And also your self programs could in one arbitrary initial order.

However, when one initial order was defined(corresponding to x-y-z), then the other 23 orders could also be well defined.

4!

(*
24
*)


24 is the number of kinds of orders. When I decide which order was used in one 3D game engine which I cannot know the order by specification, I do experiments.

Maybe you could find a Matrix to Quaternion program, and then do rotations in Matrix, then convert the combined final matrix to Quaternions will lead you a good comprehension.

Okay, I think I got it. The quaternion is created like this:

$$q = \begin{pmatrix} a_x \cdot \sin{\frac{\alpha}{2}} \\ a_y \cdot \sin{\frac{\alpha}{2}} \\ a_z \cdot \sin{\frac{\alpha}{2}} \\ \cos{\frac{\alpha}{2}} \end{pmatrix}$$

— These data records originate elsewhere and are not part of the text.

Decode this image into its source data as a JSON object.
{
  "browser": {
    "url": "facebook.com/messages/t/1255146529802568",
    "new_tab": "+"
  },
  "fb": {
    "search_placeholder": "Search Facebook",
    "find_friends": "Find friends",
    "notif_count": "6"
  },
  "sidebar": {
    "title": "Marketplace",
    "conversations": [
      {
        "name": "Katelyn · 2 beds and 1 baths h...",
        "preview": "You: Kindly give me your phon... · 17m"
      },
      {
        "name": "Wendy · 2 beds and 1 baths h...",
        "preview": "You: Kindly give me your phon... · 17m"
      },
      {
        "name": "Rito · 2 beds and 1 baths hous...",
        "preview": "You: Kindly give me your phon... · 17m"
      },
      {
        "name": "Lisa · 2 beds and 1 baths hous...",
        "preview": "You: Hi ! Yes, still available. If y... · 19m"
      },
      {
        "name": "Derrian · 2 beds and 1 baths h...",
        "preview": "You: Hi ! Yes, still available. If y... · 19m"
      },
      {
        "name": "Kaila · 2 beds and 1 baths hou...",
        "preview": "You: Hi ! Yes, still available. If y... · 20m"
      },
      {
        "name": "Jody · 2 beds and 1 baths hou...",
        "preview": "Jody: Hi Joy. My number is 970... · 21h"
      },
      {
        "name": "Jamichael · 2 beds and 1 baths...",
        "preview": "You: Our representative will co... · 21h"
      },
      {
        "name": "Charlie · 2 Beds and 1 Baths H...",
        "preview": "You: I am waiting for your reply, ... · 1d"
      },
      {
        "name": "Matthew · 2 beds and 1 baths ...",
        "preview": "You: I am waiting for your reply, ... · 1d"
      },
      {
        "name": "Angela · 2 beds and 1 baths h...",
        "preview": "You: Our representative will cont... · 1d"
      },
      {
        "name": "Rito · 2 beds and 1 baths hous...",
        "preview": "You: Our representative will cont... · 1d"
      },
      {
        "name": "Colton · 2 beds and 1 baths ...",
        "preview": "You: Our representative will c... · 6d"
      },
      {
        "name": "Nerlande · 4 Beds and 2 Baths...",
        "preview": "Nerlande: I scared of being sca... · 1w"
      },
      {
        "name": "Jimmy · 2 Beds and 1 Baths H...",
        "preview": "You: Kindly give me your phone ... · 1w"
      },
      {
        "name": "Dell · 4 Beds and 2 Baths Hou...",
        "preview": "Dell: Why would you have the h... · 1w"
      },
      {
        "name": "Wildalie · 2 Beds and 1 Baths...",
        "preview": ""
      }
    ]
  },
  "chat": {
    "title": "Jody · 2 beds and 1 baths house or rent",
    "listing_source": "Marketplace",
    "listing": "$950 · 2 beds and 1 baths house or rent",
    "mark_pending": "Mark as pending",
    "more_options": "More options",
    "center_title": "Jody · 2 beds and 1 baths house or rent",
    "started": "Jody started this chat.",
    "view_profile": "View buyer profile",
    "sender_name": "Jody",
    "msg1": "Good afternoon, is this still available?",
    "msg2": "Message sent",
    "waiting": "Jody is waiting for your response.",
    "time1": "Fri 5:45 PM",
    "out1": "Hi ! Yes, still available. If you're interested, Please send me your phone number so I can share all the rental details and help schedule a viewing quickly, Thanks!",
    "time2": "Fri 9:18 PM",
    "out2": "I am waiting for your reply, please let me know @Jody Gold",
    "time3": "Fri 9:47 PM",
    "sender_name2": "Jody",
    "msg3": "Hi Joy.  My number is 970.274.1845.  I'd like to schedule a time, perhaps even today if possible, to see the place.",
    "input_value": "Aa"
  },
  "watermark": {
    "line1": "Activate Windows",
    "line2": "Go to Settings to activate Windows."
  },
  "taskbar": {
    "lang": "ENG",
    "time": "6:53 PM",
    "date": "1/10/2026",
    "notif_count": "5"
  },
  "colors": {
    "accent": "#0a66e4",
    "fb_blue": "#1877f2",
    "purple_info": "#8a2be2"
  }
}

I have one quaternion for each axis. Each axis is a vector (with three coordinates) and is aligned along a certain angle. That's six quaternions in total for two coordinate systems:

$$q_{x1} = \begin{pmatrix} \sin{\frac{\alpha_{x1}}{2}} \\ 0 \\ 0 \\ \cos{\frac{\alpha_{x1}}{2}} \end{pmatrix}, q_{y1} = \begin{pmatrix} 0 \\ \sin{\frac{\alpha_{y1}}{2}} \\ 0 \\ \cos{\frac{\alpha_{y1}}{2}} \end{pmatrix}, q_{z1} = \begin{pmatrix} 0 \\ 0 \\ \sin{\frac{\alpha_{z1}}{2}} \\ \cos{\frac{\alpha_{z1}}{2}} \end{pmatrix}$$

and

$$q_{x2} = \begin{pmatrix} \sin{\frac{\alpha_{x2}}{2}} \\ 0 \\ 0 \\ \cos{\frac{\alpha_{x2}}{2}} \end{pmatrix}, q_{y2} = \begin{pmatrix} 0 \\ \sin{\frac{\alpha_{y2}}{2}} \\ 0 \\ \cos{\frac{\alpha_{y2}}{2}} \end{pmatrix}, q_{z2} = \begin{pmatrix} 0 \\ 0 \\ \sin{\frac{\alpha_{z2}}{2}} \\ \cos{\frac{\alpha_{z2}}{2}} \end{pmatrix}$$

The quaternions above are normalized unit quaternions and already simplified, because for the x-axis $a_x = 1$, $a_y = 0$ and $a_z = 0$, and so on: $a_x^2 + a_y^2 + a_z^2 = 1$.

Given 3 initial vectors $\hat x_0, \hat y_0, \hat z_0$ (pure imaginary quats) that describe the initial directions of the axes, the current direction of each axis can be found by

$$\hat x = q \hat x_0 q^{-1}$$

and so on. You shouldn't need to keep track of more than four quats at any time: 3 that describe the axes in one frame and $q$ to describe the overall rotation of the frame to another frame.